(Data extracted from a collection)
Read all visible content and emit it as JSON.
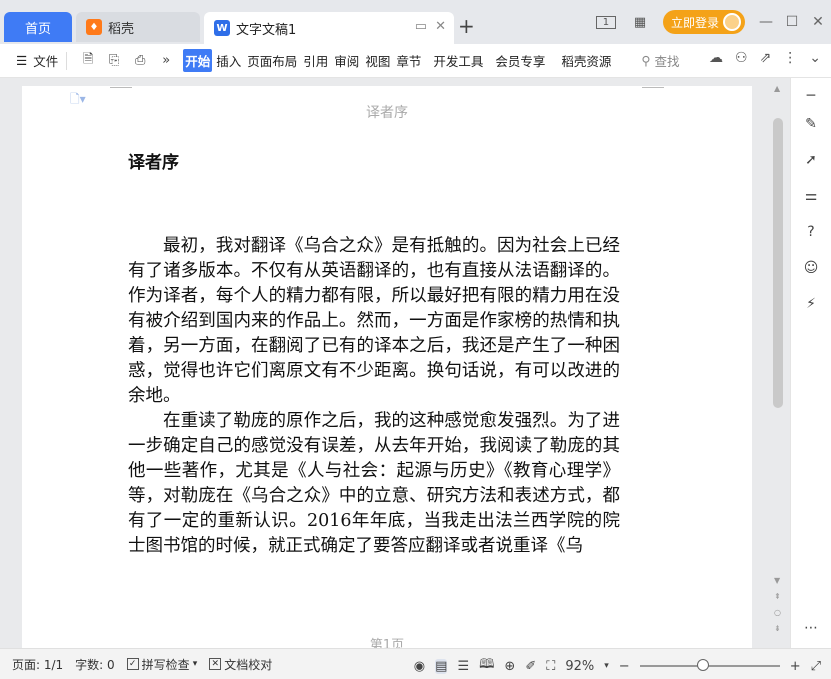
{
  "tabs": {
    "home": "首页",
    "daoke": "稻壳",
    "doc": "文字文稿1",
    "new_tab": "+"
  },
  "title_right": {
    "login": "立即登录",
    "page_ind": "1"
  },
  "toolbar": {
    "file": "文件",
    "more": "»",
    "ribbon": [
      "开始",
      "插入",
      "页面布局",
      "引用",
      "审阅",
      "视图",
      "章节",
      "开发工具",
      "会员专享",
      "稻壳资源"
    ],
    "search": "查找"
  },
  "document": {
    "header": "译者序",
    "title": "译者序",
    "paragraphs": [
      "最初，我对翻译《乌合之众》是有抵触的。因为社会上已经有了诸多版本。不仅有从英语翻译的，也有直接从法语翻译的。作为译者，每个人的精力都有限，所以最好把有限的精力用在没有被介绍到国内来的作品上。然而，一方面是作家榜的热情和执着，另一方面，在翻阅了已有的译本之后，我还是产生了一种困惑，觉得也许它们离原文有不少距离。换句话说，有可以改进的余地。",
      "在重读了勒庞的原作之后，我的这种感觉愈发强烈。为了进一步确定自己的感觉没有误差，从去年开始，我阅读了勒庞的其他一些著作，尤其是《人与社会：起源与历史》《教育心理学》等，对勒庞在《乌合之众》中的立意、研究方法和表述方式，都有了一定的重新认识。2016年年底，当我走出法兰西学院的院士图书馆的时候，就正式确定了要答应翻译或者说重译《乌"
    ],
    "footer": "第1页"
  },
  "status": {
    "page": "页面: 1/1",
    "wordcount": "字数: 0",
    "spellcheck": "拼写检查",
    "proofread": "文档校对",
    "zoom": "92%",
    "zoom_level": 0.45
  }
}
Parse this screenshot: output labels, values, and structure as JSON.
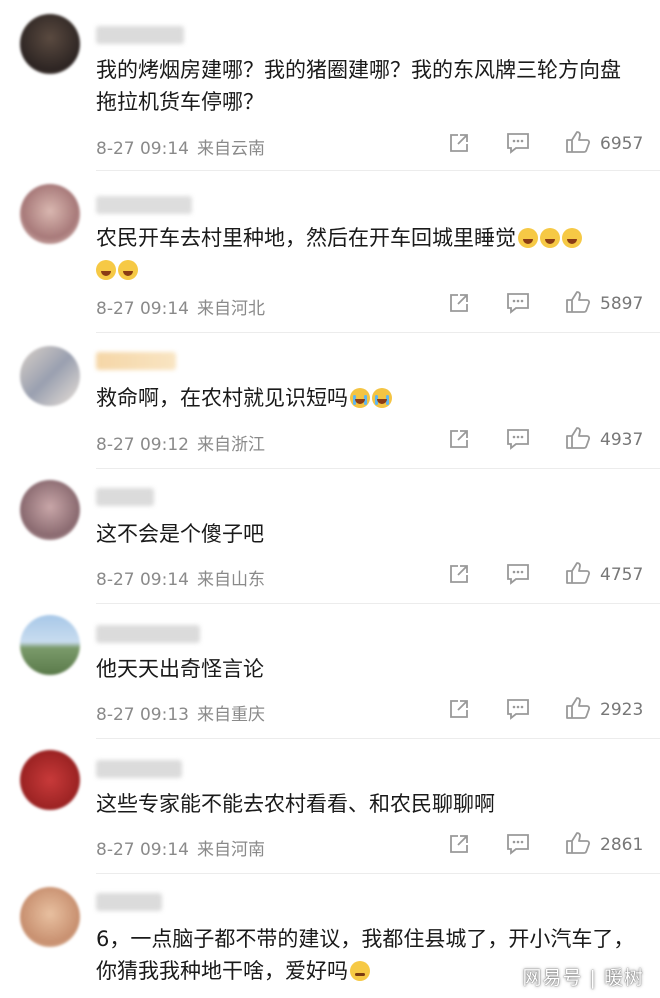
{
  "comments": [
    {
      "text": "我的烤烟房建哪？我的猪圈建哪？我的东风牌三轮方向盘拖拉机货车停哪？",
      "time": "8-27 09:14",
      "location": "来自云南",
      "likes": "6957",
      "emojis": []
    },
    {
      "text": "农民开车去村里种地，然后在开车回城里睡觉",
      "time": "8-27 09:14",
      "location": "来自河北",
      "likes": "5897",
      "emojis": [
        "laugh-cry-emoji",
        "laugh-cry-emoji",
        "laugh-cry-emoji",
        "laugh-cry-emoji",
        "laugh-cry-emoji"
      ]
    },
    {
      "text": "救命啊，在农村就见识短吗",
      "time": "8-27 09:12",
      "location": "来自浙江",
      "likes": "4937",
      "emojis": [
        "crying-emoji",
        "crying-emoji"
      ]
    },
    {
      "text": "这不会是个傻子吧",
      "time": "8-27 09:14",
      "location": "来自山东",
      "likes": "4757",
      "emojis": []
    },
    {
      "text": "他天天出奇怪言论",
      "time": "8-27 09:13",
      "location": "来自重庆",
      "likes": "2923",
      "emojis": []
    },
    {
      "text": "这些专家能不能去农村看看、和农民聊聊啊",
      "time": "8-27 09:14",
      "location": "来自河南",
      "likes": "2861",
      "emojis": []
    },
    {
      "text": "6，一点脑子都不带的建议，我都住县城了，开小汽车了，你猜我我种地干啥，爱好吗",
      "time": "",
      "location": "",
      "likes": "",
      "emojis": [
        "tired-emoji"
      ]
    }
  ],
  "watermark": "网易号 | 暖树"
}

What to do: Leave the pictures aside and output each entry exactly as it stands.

Solution below:
Read all visible content and emit it as JSON.
{
  "tabs": {
    "home": "首页",
    "daoke": "稻壳",
    "doc": "文字文稿1",
    "new_tab": "+"
  },
  "title_right": {
    "login": "立即登录",
    "page_ind": "1"
  },
  "toolbar": {
    "file": "文件",
    "more": "»",
    "ribbon": [
      "开始",
      "插入",
      "页面布局",
      "引用",
      "审阅",
      "视图",
      "章节",
      "开发工具",
      "会员专享",
      "稻壳资源"
    ],
    "search": "查找"
  },
  "document": {
    "header": "译者序",
    "title": "译者序",
    "paragraphs": [
      "最初，我对翻译《乌合之众》是有抵触的。因为社会上已经有了诸多版本。不仅有从英语翻译的，也有直接从法语翻译的。作为译者，每个人的精力都有限，所以最好把有限的精力用在没有被介绍到国内来的作品上。然而，一方面是作家榜的热情和执着，另一方面，在翻阅了已有的译本之后，我还是产生了一种困惑，觉得也许它们离原文有不少距离。换句话说，有可以改进的余地。",
      "在重读了勒庞的原作之后，我的这种感觉愈发强烈。为了进一步确定自己的感觉没有误差，从去年开始，我阅读了勒庞的其他一些著作，尤其是《人与社会：起源与历史》《教育心理学》等，对勒庞在《乌合之众》中的立意、研究方法和表述方式，都有了一定的重新认识。2016年年底，当我走出法兰西学院的院士图书馆的时候，就正式确定了要答应翻译或者说重译《乌"
    ],
    "footer": "第1页"
  },
  "status": {
    "page": "页面: 1/1",
    "wordcount": "字数: 0",
    "spellcheck": "拼写检查",
    "proofread": "文档校对",
    "zoom": "92%",
    "zoom_level": 0.45
  }
}
Parse this screenshot: output labels, values, and structure as JSON.
{
  "comments": [
    {
      "text": "我的烤烟房建哪？我的猪圈建哪？我的东风牌三轮方向盘拖拉机货车停哪？",
      "time": "8-27 09:14",
      "location": "来自云南",
      "likes": "6957",
      "emojis": []
    },
    {
      "text": "农民开车去村里种地，然后在开车回城里睡觉",
      "time": "8-27 09:14",
      "location": "来自河北",
      "likes": "5897",
      "emojis": [
        "laugh-cry-emoji",
        "laugh-cry-emoji",
        "laugh-cry-emoji",
        "laugh-cry-emoji",
        "laugh-cry-emoji"
      ]
    },
    {
      "text": "救命啊，在农村就见识短吗",
      "time": "8-27 09:12",
      "location": "来自浙江",
      "likes": "4937",
      "emojis": [
        "crying-emoji",
        "crying-emoji"
      ]
    },
    {
      "text": "这不会是个傻子吧",
      "time": "8-27 09:14",
      "location": "来自山东",
      "likes": "4757",
      "emojis": []
    },
    {
      "text": "他天天出奇怪言论",
      "time": "8-27 09:13",
      "location": "来自重庆",
      "likes": "2923",
      "emojis": []
    },
    {
      "text": "这些专家能不能去农村看看、和农民聊聊啊",
      "time": "8-27 09:14",
      "location": "来自河南",
      "likes": "2861",
      "emojis": []
    },
    {
      "text": "6，一点脑子都不带的建议，我都住县城了，开小汽车了，你猜我我种地干啥，爱好吗",
      "time": "",
      "location": "",
      "likes": "",
      "emojis": [
        "tired-emoji"
      ]
    }
  ],
  "watermark": "网易号 | 暖树"
}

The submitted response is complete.